On Behalf of | Feb 16, 2024 | Probate & Estate Planning |

Different personal experiences might motivate people to create an estate plan. For many adults, getting married or having children is what forces them to confront their future mortality. They want to ensure that their loved ones have adequate support and guidance during that difficult time.

They also need to know when to update or revise their documents. A large percentage of people never create an estate plan, so those who have done so are in a relatively good position. However, an estate plan does not indefinitely provide sufficient protection for the testator and their loved ones.

As their personal circumstances change, what a testator needs from an estate plan could change dramatically as well. People in a number of different situations might need to update or revise existing estate planning documents. For example, a change to someone’s marital status could very well be the reason they need to revisit their estate planning paperwork.

Divorce often means big changes

Estate plans often prioritize the protection of spouses and other immediate family members. Therefore, a spouse might hold a role as trustee or could be the primary beneficiary of the estate plan. Someone who recently divorced likely does not want their spouse to inherit from their estate or have control over their health care in an emergency. Updating wills, trusts, powers of attorney and other estate planning documents can help ensure someone’s legacy reflects their current family circumstances. People may even need to update documents filed with financial institutions and life insurance companies.

Remarriage generates unique issues

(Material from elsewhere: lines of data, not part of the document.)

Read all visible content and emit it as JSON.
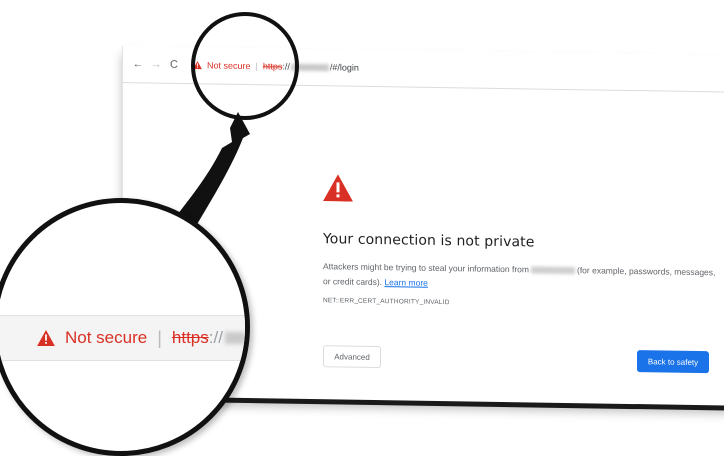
{
  "toolbar": {
    "back_icon": "←",
    "forward_icon": "→",
    "reload_icon": "C",
    "not_secure": "Not secure",
    "separator": "|",
    "scheme": "https",
    "scheme_sep": "://",
    "path": "/#/login"
  },
  "page": {
    "heading": "Your connection is not private",
    "body_part1": "Attackers might be trying to steal your information from",
    "body_part2": "(for example, passwords, messages, or credit cards).",
    "learn_more": "Learn more",
    "error_code": "NET::ERR_CERT_AUTHORITY_INVALID",
    "advanced_label": "Advanced",
    "back_to_safety_label": "Back to safety"
  },
  "zoom": {
    "not_secure": "Not secure",
    "separator": "|",
    "scheme": "https",
    "slashes": "://"
  },
  "colors": {
    "warning_red": "#d93025",
    "link_blue": "#1a73e8",
    "primary_button": "#1a73e8"
  }
}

Someone who remarries probably needs to make some significant changes to their estate planning documents. Particularly if they start a blended family and have children from a prior relationship, careful planning is of the utmost importance. Someone hoping to provide financial support for a spouse without disinheriting their children might need to create a trust, for example. Someone remarrying may also need to address who would have authority over medical matters in an emergency and clarify their preferences about healthcare so that their loved ones don’t fight.

Investing the time to review and update estate planning documents when someone divorces or remarries can help protect that individual and the people they love.